=== Problem to work on ===
Return the complete listing exactly as it reads, with each picture removed.

########

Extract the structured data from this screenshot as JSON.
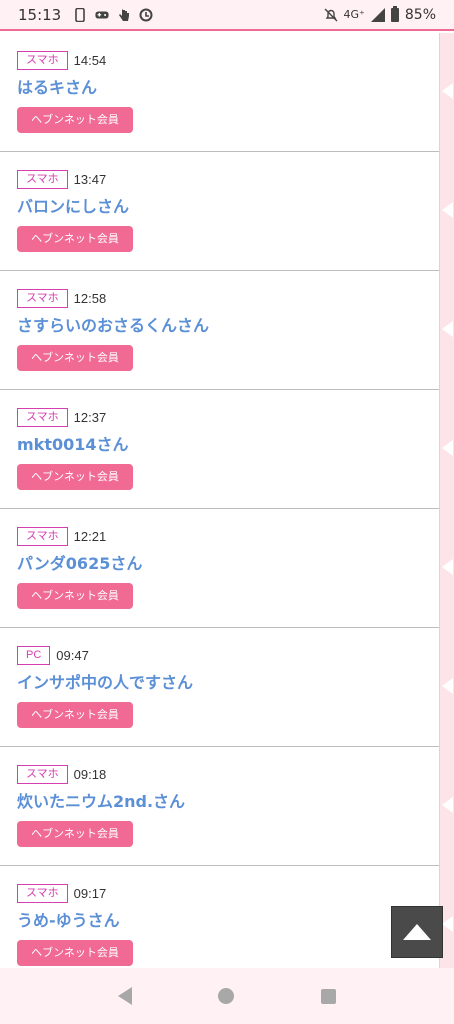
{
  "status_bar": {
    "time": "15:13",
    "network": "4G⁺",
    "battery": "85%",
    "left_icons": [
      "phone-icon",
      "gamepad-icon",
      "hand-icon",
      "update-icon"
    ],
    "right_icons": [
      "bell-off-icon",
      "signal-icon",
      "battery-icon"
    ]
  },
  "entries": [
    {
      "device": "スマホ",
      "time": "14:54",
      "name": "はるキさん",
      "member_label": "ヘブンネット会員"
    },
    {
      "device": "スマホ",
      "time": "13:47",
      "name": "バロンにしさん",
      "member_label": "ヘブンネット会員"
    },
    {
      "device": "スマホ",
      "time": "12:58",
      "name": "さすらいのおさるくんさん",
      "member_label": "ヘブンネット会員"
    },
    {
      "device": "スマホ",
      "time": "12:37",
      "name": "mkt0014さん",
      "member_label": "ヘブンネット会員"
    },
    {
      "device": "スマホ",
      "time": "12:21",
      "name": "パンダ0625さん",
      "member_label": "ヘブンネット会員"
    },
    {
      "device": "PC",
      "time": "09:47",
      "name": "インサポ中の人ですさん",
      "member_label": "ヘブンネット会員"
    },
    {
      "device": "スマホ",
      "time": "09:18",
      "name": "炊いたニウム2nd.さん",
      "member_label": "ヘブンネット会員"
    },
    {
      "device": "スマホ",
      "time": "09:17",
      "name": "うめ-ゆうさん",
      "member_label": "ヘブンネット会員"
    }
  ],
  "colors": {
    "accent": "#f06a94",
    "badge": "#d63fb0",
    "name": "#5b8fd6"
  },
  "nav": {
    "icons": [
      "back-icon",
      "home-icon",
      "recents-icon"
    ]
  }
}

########

=== Solved exercise ===
Extract the structured data from this screenshot as JSON.
{
  "status_bar": {
    "time": "15:13",
    "network": "4G⁺",
    "battery": "85%",
    "left_icons": [
      "phone-icon",
      "gamepad-icon",
      "hand-icon",
      "update-icon"
    ],
    "right_icons": [
      "bell-off-icon",
      "signal-icon",
      "battery-icon"
    ]
  },
  "entries": [
    {
      "device": "スマホ",
      "time": "14:54",
      "name": "はるキさん",
      "member_label": "ヘブンネット会員"
    },
    {
      "device": "スマホ",
      "time": "13:47",
      "name": "バロンにしさん",
      "member_label": "ヘブンネット会員"
    },
    {
      "device": "スマホ",
      "time": "12:58",
      "name": "さすらいのおさるくんさん",
      "member_label": "ヘブンネット会員"
    },
    {
      "device": "スマホ",
      "time": "12:37",
      "name": "mkt0014さん",
      "member_label": "ヘブンネット会員"
    },
    {
      "device": "スマホ",
      "time": "12:21",
      "name": "パンダ0625さん",
      "member_label": "ヘブンネット会員"
    },
    {
      "device": "PC",
      "time": "09:47",
      "name": "インサポ中の人ですさん",
      "member_label": "ヘブンネット会員"
    },
    {
      "device": "スマホ",
      "time": "09:18",
      "name": "炊いたニウム2nd.さん",
      "member_label": "ヘブンネット会員"
    },
    {
      "device": "スマホ",
      "time": "09:17",
      "name": "うめ-ゆうさん",
      "member_label": "ヘブンネット会員"
    }
  ],
  "colors": {
    "accent": "#f06a94",
    "badge": "#d63fb0",
    "name": "#5b8fd6"
  },
  "nav": {
    "icons": [
      "back-icon",
      "home-icon",
      "recents-icon"
    ]
  }
}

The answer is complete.